Despite calls from some preservationists to protect more of the sprawling Domino Sugar Refinery adjacent the Williamsburg Bridge, the Landmarks Preservation Commission (LPC) designated only three interconnected buildings at the center of the site at its weekly meeting on September 25. The decision paves the way for the New Domino, a mixed-income development designed by Rafael Viñoly that will occupy much of the refinery’s land.
In an interview, LPC chair Robert Tierney said the commission had to balance preserving North Brooklyn’s industrial waterfront while still serving its current residents. “On the merits, this is clearly the way to go,” he said. “Assuming there are no other constraints—an unlimited budget, no housing, the community didn’t care—then it would be great to save everything, but you have to be realistic.” Part of the reason the community cares so much and wants to only preserve part of the refinery is that nearly a third of the New Domino’s 2,200 units will be affordable for low- and moderate-income families.
Not all of the complex could be saved while making room for such an ambitious project. The commission decided to keep the pan, finishing, and filter houses, which comprise the massive brick structure that is the heart of the complex, both historically and visually— it is the oldest intact portion of the complex as well as the tallest, with a 210-foot smokestack. It should make a nice counterpoint to a the 30- and 40-story towers that will rise beside it. (“How Sweet It Is,” AN 13_08.01.2007).
Some preservationists, however, see this decision as a whitewash job. Simeon Bankoff, executive director of the Historic Districts Council, applauded the Domino designation but said he wishes more could have been saved to better convey the history of the refinery. He was also concerned that the newer buildings could overpower the older ones. “Ten years from now, we’ll look at that, and will anyone understand what it was?” he said of the refinery. “We’ll have part of it, but is that enough? Is this really the purpose of preservation?”
Tierney did emphasize that the commission considered all buildings on the site and maintained only those worthy of preservation. This, however, does not include the concrete Bin House that has held aloft the iconic yellow neon Domino Sugar sign since 1960. (The developer has said it intends to keep the sign in some fashion.)
The 19th-century Adant House, which has been repeatedly modified, will not be saved. Neither will the many warehouses that line the site, which no one has campaigned for specifically. “The difficulty is not that we didn’t do enough,” Tierney said. “It’s that we did any preservation at all. It may seem like a given, but it is very possible nothing could have been saved.
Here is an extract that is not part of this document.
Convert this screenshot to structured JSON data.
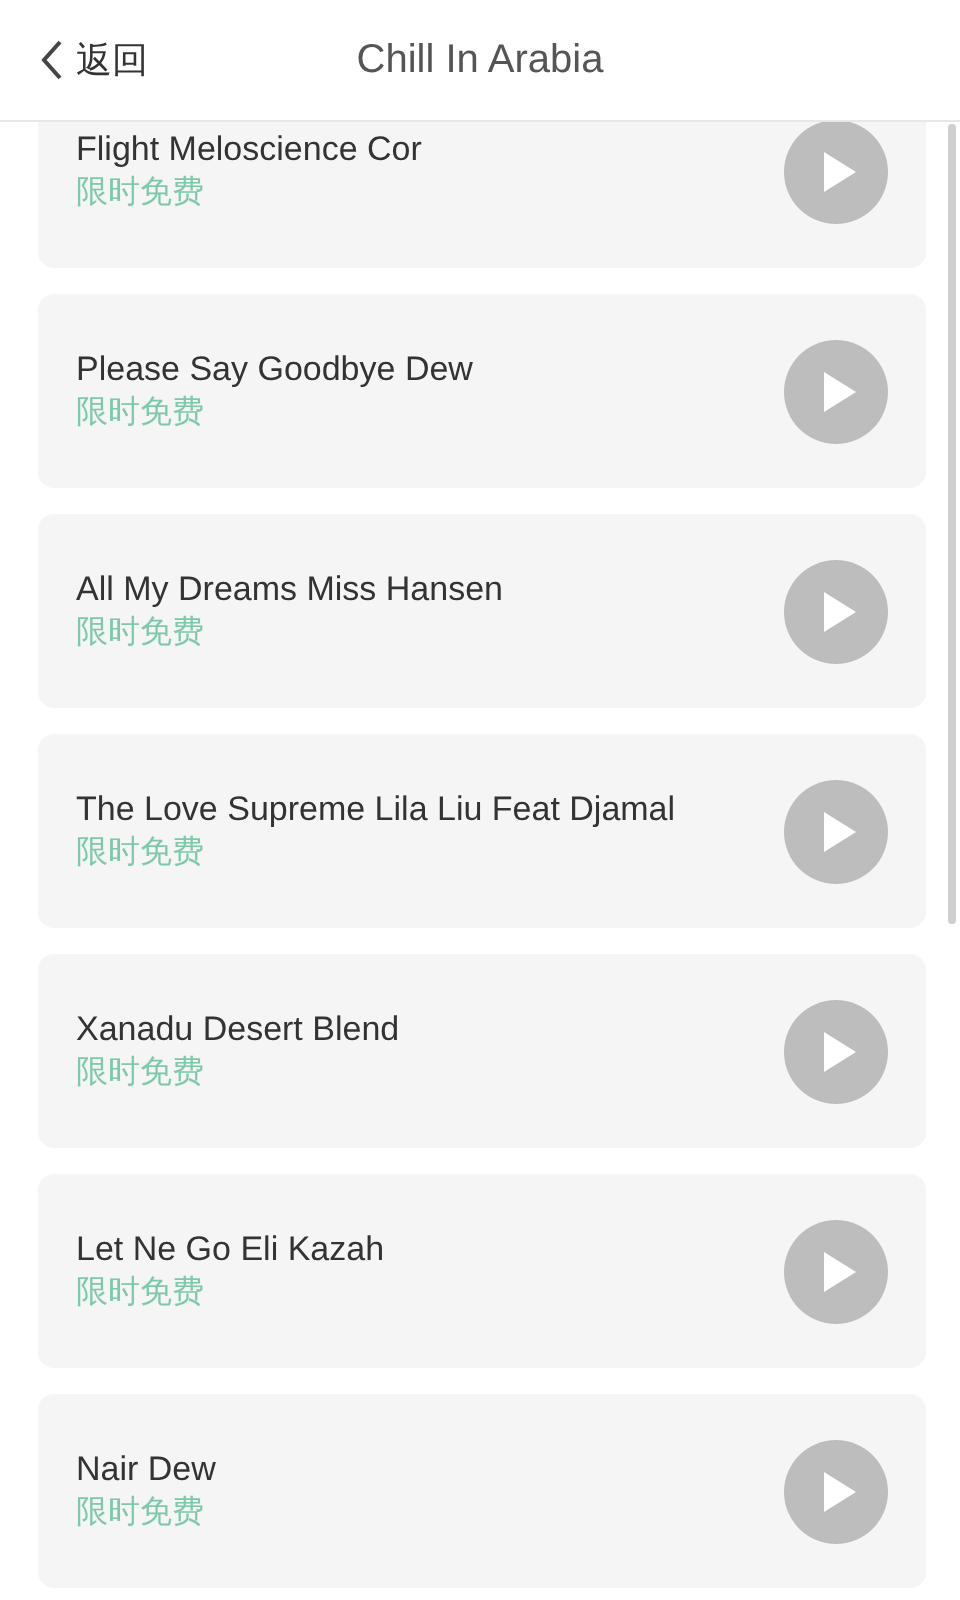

They’re going to keep the buildings that count.”
But which buildings count is a matter of debate, even for Tierney, given his statements during the September 25 meeting. “If sugar was king in Brooklyn,” he said at the time, “the former Domino complex for decades was its crown.” Does that then mean that only a handful of jewels have been saved?